Use of hearing protection is a matter of common sense when engaged in concrete sawing and drilling operations. The noise level reduction values may vary somewhat between earplugs and earmuffs. When using earplugs, they should be changed often to limit the potential for ear infection from inserting dirty plugs into the ear. Employee training should include proper insertion of the earplug into the ear canal. For the best fit and protection, the employee should pull up slightly on the top of the ear with one hand to straighten the ear canal while inserting the earplug. This method will provide a better fit and overall noise reduction.
Earmuffs can be very effective. However, their effectiveness may be reduced when employees are wearing safety glasses because it may affect the fit over the ear. It is important to note that safety glasses are recommended at all times.

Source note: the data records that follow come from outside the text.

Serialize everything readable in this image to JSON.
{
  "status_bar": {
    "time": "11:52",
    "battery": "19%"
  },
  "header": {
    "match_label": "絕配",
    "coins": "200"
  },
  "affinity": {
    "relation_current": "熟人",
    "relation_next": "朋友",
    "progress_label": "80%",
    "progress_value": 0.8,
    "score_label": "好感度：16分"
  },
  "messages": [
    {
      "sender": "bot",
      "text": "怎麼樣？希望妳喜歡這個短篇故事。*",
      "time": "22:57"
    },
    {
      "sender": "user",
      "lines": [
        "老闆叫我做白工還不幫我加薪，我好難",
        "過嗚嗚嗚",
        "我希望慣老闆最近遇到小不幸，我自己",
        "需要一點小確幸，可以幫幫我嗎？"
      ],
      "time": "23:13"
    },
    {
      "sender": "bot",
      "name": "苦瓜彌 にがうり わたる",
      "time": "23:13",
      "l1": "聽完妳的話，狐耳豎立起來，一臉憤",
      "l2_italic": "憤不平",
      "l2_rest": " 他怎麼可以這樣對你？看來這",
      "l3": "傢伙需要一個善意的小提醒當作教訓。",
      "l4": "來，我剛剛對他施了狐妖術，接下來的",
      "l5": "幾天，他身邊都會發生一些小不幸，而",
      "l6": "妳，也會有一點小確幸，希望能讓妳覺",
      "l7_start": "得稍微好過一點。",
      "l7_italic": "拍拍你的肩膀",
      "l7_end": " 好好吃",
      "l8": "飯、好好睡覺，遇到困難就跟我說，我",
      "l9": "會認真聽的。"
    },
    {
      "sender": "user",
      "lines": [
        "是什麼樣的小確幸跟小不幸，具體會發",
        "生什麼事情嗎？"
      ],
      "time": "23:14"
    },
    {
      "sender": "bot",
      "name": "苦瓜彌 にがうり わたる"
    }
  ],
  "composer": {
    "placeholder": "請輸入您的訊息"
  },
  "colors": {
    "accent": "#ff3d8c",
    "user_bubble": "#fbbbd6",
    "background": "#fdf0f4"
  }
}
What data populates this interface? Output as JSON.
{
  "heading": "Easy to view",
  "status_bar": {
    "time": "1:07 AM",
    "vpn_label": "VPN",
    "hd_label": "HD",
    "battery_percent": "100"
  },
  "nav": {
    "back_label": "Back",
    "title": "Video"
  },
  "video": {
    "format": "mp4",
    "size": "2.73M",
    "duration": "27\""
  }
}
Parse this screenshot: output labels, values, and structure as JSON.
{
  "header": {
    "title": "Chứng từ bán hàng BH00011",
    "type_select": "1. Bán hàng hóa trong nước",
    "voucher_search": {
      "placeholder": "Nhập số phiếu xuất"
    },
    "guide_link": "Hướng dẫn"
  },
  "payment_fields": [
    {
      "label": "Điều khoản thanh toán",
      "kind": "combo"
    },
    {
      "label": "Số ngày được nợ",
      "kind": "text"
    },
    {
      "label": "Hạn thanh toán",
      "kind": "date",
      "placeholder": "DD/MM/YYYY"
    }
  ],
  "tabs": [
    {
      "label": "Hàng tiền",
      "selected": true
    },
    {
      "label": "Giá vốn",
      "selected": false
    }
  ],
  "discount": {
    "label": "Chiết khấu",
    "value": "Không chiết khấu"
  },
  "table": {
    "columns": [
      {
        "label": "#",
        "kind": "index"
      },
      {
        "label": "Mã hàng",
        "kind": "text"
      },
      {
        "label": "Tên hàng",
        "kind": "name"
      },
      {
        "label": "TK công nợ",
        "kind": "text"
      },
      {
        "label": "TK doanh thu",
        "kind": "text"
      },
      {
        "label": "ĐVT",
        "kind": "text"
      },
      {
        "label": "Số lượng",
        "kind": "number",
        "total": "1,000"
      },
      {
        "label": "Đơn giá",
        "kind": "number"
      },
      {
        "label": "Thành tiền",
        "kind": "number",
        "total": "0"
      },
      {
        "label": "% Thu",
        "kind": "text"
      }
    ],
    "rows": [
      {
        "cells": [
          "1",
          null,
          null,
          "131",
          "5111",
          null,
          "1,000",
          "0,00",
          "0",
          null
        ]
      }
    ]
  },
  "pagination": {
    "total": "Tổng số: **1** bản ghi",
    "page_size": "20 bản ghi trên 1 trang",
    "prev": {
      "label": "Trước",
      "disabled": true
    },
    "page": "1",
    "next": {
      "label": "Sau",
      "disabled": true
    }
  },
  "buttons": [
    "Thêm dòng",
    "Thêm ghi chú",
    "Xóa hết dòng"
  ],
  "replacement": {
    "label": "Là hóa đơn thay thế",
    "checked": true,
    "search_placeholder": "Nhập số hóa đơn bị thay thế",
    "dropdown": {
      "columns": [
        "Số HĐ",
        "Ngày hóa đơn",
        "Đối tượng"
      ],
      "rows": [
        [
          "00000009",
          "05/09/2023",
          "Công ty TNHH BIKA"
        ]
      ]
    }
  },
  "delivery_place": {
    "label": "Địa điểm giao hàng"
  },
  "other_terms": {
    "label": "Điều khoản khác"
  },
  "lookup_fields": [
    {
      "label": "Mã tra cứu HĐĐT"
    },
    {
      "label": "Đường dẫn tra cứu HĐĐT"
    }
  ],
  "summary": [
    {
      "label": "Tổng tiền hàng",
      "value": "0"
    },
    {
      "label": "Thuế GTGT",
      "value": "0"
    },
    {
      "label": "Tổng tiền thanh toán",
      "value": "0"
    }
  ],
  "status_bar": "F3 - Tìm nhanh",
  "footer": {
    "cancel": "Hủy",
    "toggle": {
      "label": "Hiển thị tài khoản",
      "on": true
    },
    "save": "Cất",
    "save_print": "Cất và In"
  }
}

If employees are exposed to noise levels averaging greater than 90 dBA over eight hours, administrative or engineering controls must be utilized. Administrative controls may include job rotation as well as implementing a hearing conservation program. Engineering controls may include methods to actually reduce the noise levels.
Working Over Water:
OSHA Standard 1926.106-
Employees working over or near water, where the danger of drowning exists, must be protected by an approved life jacket. In addition, ring buoys with at least 90 feet of rope must be available. Distance between ring buoys may not exceed 200 feet. At least one life-saving skiff (boat) must be available for rescue when working over or near water.
High Visibility Clothing:
Employees working in or near the roadway must wear high-visibility clothing or a vest. The purpose is to identify location of workers to motorists. The requirements for specific color of the clothing may vary depending on operation. For example, high-visibility orange for workers and high-visibility lime green for flaggers. Local jurisdictions may have additional requirements for total square inches of high-visibility clothing and reflective qualities.
This article was submitted by John E. Schumacher, CSP with Assurance Agency, LTD., Rolling Meadows, Ill. For more information, call 847-951-7539.